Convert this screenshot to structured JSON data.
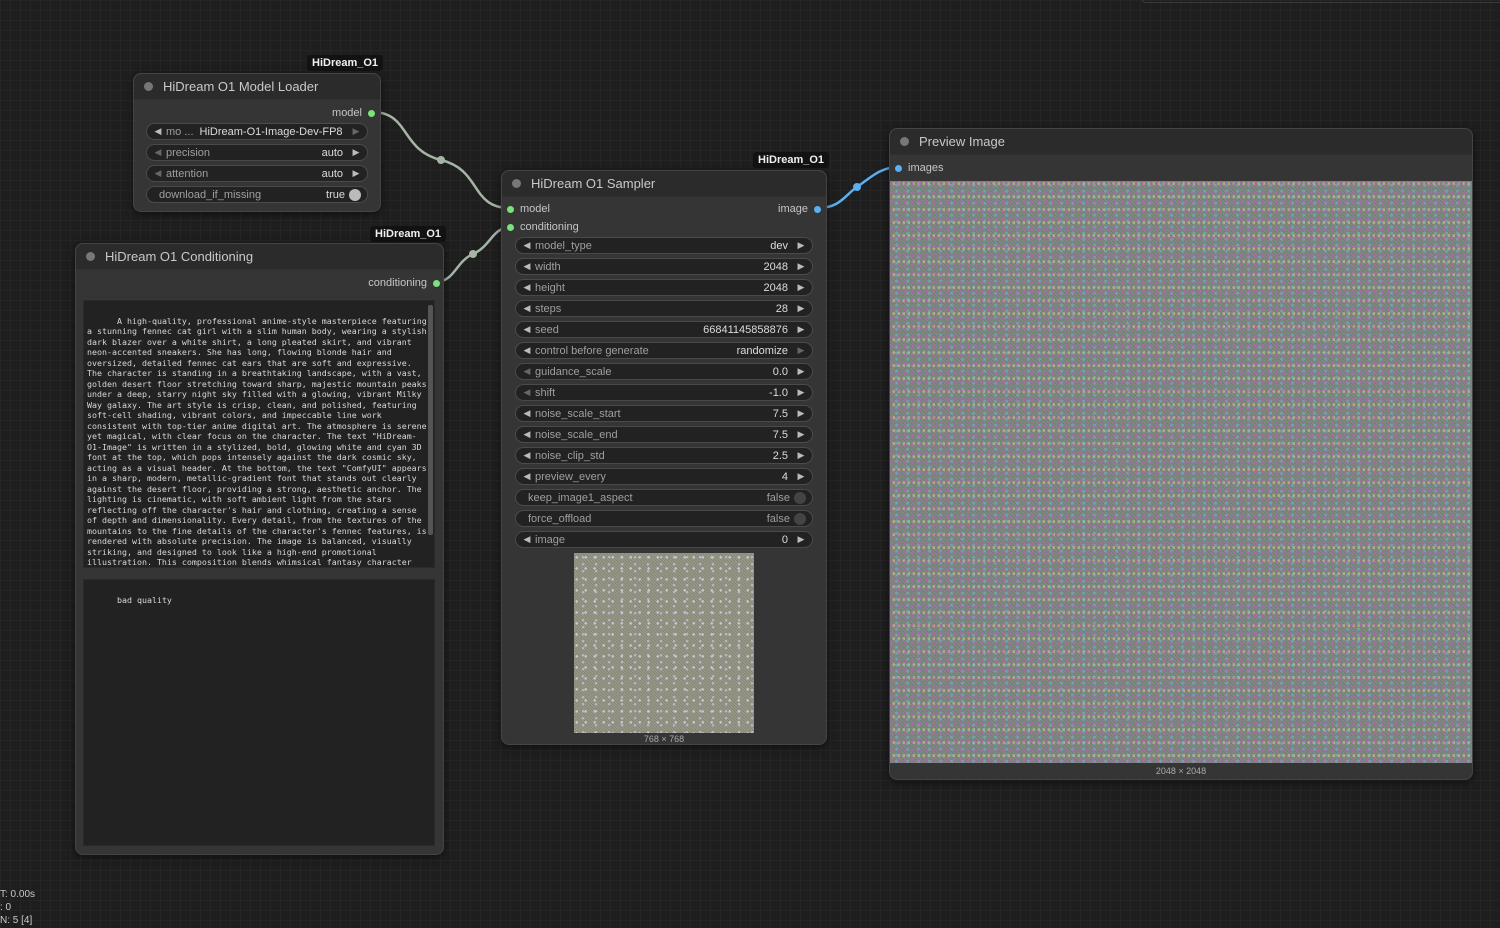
{
  "nodes": {
    "model_loader": {
      "badge": "HiDream_O1",
      "title": "HiDream O1 Model Loader",
      "output_model": "model",
      "widgets": {
        "model_name": {
          "label": "mo ...",
          "value": "HiDream-O1-Image-Dev-FP8"
        },
        "precision": {
          "label": "precision",
          "value": "auto"
        },
        "attention": {
          "label": "attention",
          "value": "auto"
        },
        "download_if_missing": {
          "label": "download_if_missing",
          "value": "true"
        }
      }
    },
    "conditioning": {
      "badge": "HiDream_O1",
      "title": "HiDream O1 Conditioning",
      "output_conditioning": "conditioning",
      "positive_prompt": "A high-quality, professional anime-style masterpiece featuring a stunning fennec cat girl with a slim human body, wearing a stylish dark blazer over a white shirt, a long pleated skirt, and vibrant neon-accented sneakers. She has long, flowing blonde hair and oversized, detailed fennec cat ears that are soft and expressive. The character is standing in a breathtaking landscape, with a vast, golden desert floor stretching toward sharp, majestic mountain peaks under a deep, starry night sky filled with a glowing, vibrant Milky Way galaxy. The art style is crisp, clean, and polished, featuring soft-cell shading, vibrant colors, and impeccable line work consistent with top-tier anime digital art. The atmosphere is serene yet magical, with clear focus on the character. The text \"HiDream-O1-Image\" is written in a stylized, bold, glowing white and cyan 3D font at the top, which pops intensely against the dark cosmic sky, acting as a visual header. At the bottom, the text \"ComfyUI\" appears in a sharp, modern, metallic-gradient font that stands out clearly against the desert floor, providing a strong, aesthetic anchor. The lighting is cinematic, with soft ambient light from the stars reflecting off the character's hair and clothing, creating a sense of depth and dimensionality. Every detail, from the textures of the mountains to the fine details of the character's fennec features, is rendered with absolute precision. The image is balanced, visually striking, and designed to look like a high-end promotional illustration. This composition blends whimsical fantasy character design with sleek, bold typography, ensuring that the text elements are legible, eye-catching,",
      "negative_prompt": "bad quality"
    },
    "sampler": {
      "badge": "HiDream_O1",
      "title": "HiDream O1 Sampler",
      "input_model": "model",
      "input_conditioning": "conditioning",
      "output_image": "image",
      "widgets": [
        {
          "label": "model_type",
          "value": "dev",
          "kind": "combo",
          "left_dim": false
        },
        {
          "label": "width",
          "value": "2048",
          "kind": "number",
          "left_dim": false
        },
        {
          "label": "height",
          "value": "2048",
          "kind": "number",
          "left_dim": false
        },
        {
          "label": "steps",
          "value": "28",
          "kind": "number",
          "left_dim": false
        },
        {
          "label": "seed",
          "value": "66841145858876",
          "kind": "number",
          "left_dim": false
        },
        {
          "label": "control before generate",
          "value": "randomize",
          "kind": "combo",
          "left_dim": false,
          "right_dim": true
        },
        {
          "label": "guidance_scale",
          "value": "0.0",
          "kind": "number",
          "left_dim": true
        },
        {
          "label": "shift",
          "value": "-1.0",
          "kind": "number",
          "left_dim": true
        },
        {
          "label": "noise_scale_start",
          "value": "7.5",
          "kind": "number",
          "left_dim": false
        },
        {
          "label": "noise_scale_end",
          "value": "7.5",
          "kind": "number",
          "left_dim": false
        },
        {
          "label": "noise_clip_std",
          "value": "2.5",
          "kind": "number",
          "left_dim": false
        },
        {
          "label": "preview_every",
          "value": "4",
          "kind": "number",
          "left_dim": false
        },
        {
          "label": "keep_image1_aspect",
          "value": "false",
          "kind": "toggle"
        },
        {
          "label": "force_offload",
          "value": "false",
          "kind": "toggle"
        },
        {
          "label": "image",
          "value": "0",
          "kind": "number",
          "left_dim": false
        }
      ],
      "preview_caption": "768 × 768"
    },
    "preview": {
      "title": "Preview Image",
      "input_images": "images",
      "caption": "2048 × 2048"
    }
  },
  "stats": {
    "line1": "T: 0.00s",
    "line2": ": 0",
    "line3": "N: 5 [4]"
  },
  "colors": {
    "model_link": "#a5b5a5",
    "conditioning_link": "#a5b5a5",
    "image_link": "#5ab0f0",
    "model_slot": "#7be27b",
    "image_slot": "#5ab0f0"
  }
}
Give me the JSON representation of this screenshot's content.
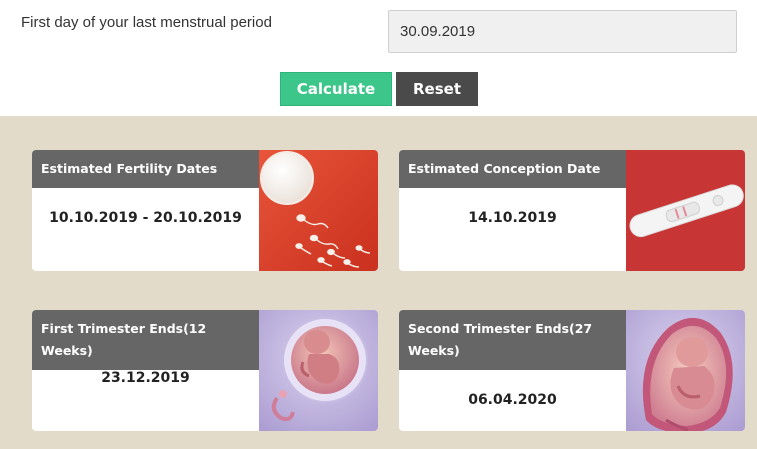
{
  "form": {
    "label": "First day of your last menstrual period",
    "date_value": "30.09.2019",
    "calculate_label": "Calculate",
    "reset_label": "Reset"
  },
  "results": [
    {
      "title": "Estimated Fertility Dates",
      "value": "10.10.2019 - 20.10.2019",
      "image": "sperm-egg-illustration"
    },
    {
      "title": "Estimated Conception Date",
      "value": "14.10.2019",
      "image": "pregnancy-test-illustration"
    },
    {
      "title": "First Trimester Ends(12 Weeks)",
      "value": "23.12.2019",
      "image": "fetus-12-weeks-illustration"
    },
    {
      "title": "Second Trimester Ends(27 Weeks)",
      "value": "06.04.2020",
      "image": "fetus-27-weeks-illustration"
    }
  ],
  "colors": {
    "calculate": "#3cc68a",
    "reset": "#4a4a4a",
    "card_header": "#666666",
    "results_background": "#e3dbca"
  }
}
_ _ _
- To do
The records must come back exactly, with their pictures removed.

- Answer
Convert this screenshot to structured JSON data.
{
  "nodes": {
    "model_loader": {
      "badge": "HiDream_O1",
      "title": "HiDream O1 Model Loader",
      "output_model": "model",
      "widgets": {
        "model_name": {
          "label": "mo ...",
          "value": "HiDream-O1-Image-Dev-FP8"
        },
        "precision": {
          "label": "precision",
          "value": "auto"
        },
        "attention": {
          "label": "attention",
          "value": "auto"
        },
        "download_if_missing": {
          "label": "download_if_missing",
          "value": "true"
        }
      }
    },
    "conditioning": {
      "badge": "HiDream_O1",
      "title": "HiDream O1 Conditioning",
      "output_conditioning": "conditioning",
      "positive_prompt": "A high-quality, professional anime-style masterpiece featuring a stunning fennec cat girl with a slim human body, wearing a stylish dark blazer over a white shirt, a long pleated skirt, and vibrant neon-accented sneakers. She has long, flowing blonde hair and oversized, detailed fennec cat ears that are soft and expressive. The character is standing in a breathtaking landscape, with a vast, golden desert floor stretching toward sharp, majestic mountain peaks under a deep, starry night sky filled with a glowing, vibrant Milky Way galaxy. The art style is crisp, clean, and polished, featuring soft-cell shading, vibrant colors, and impeccable line work consistent with top-tier anime digital art. The atmosphere is serene yet magical, with clear focus on the character. The text \"HiDream-O1-Image\" is written in a stylized, bold, glowing white and cyan 3D font at the top, which pops intensely against the dark cosmic sky, acting as a visual header. At the bottom, the text \"ComfyUI\" appears in a sharp, modern, metallic-gradient font that stands out clearly against the desert floor, providing a strong, aesthetic anchor. The lighting is cinematic, with soft ambient light from the stars reflecting off the character's hair and clothing, creating a sense of depth and dimensionality. Every detail, from the textures of the mountains to the fine details of the character's fennec features, is rendered with absolute precision. The image is balanced, visually striking, and designed to look like a high-end promotional illustration. This composition blends whimsical fantasy character design with sleek, bold typography, ensuring that the text elements are legible, eye-catching,",
      "negative_prompt": "bad quality"
    },
    "sampler": {
      "badge": "HiDream_O1",
      "title": "HiDream O1 Sampler",
      "input_model": "model",
      "input_conditioning": "conditioning",
      "output_image": "image",
      "widgets": [
        {
          "label": "model_type",
          "value": "dev",
          "kind": "combo",
          "left_dim": false
        },
        {
          "label": "width",
          "value": "2048",
          "kind": "number",
          "left_dim": false
        },
        {
          "label": "height",
          "value": "2048",
          "kind": "number",
          "left_dim": false
        },
        {
          "label": "steps",
          "value": "28",
          "kind": "number",
          "left_dim": false
        },
        {
          "label": "seed",
          "value": "66841145858876",
          "kind": "number",
          "left_dim": false
        },
        {
          "label": "control before generate",
          "value": "randomize",
          "kind": "combo",
          "left_dim": false,
          "right_dim": true
        },
        {
          "label": "guidance_scale",
          "value": "0.0",
          "kind": "number",
          "left_dim": true
        },
        {
          "label": "shift",
          "value": "-1.0",
          "kind": "number",
          "left_dim": true
        },
        {
          "label": "noise_scale_start",
          "value": "7.5",
          "kind": "number",
          "left_dim": false
        },
        {
          "label": "noise_scale_end",
          "value": "7.5",
          "kind": "number",
          "left_dim": false
        },
        {
          "label": "noise_clip_std",
          "value": "2.5",
          "kind": "number",
          "left_dim": false
        },
        {
          "label": "preview_every",
          "value": "4",
          "kind": "number",
          "left_dim": false
        },
        {
          "label": "keep_image1_aspect",
          "value": "false",
          "kind": "toggle"
        },
        {
          "label": "force_offload",
          "value": "false",
          "kind": "toggle"
        },
        {
          "label": "image",
          "value": "0",
          "kind": "number",
          "left_dim": false
        }
      ],
      "preview_caption": "768 × 768"
    },
    "preview": {
      "title": "Preview Image",
      "input_images": "images",
      "caption": "2048 × 2048"
    }
  },
  "stats": {
    "line1": "T: 0.00s",
    "line2": ": 0",
    "line3": "N: 5 [4]"
  },
  "colors": {
    "model_link": "#a5b5a5",
    "conditioning_link": "#a5b5a5",
    "image_link": "#5ab0f0",
    "model_slot": "#7be27b",
    "image_slot": "#5ab0f0"
  }
}
Give me the JSON representation of this screenshot's content.
{
  "form": {
    "label": "First day of your last menstrual period",
    "date_value": "30.09.2019",
    "calculate_label": "Calculate",
    "reset_label": "Reset"
  },
  "results": [
    {
      "title": "Estimated Fertility Dates",
      "value": "10.10.2019 - 20.10.2019",
      "image": "sperm-egg-illustration"
    },
    {
      "title": "Estimated Conception Date",
      "value": "14.10.2019",
      "image": "pregnancy-test-illustration"
    },
    {
      "title": "First Trimester Ends(12 Weeks)",
      "value": "23.12.2019",
      "image": "fetus-12-weeks-illustration"
    },
    {
      "title": "Second Trimester Ends(27 Weeks)",
      "value": "06.04.2020",
      "image": "fetus-27-weeks-illustration"
    }
  ],
  "colors": {
    "calculate": "#3cc68a",
    "reset": "#4a4a4a",
    "card_header": "#666666",
    "results_background": "#e3dbca"
  }
}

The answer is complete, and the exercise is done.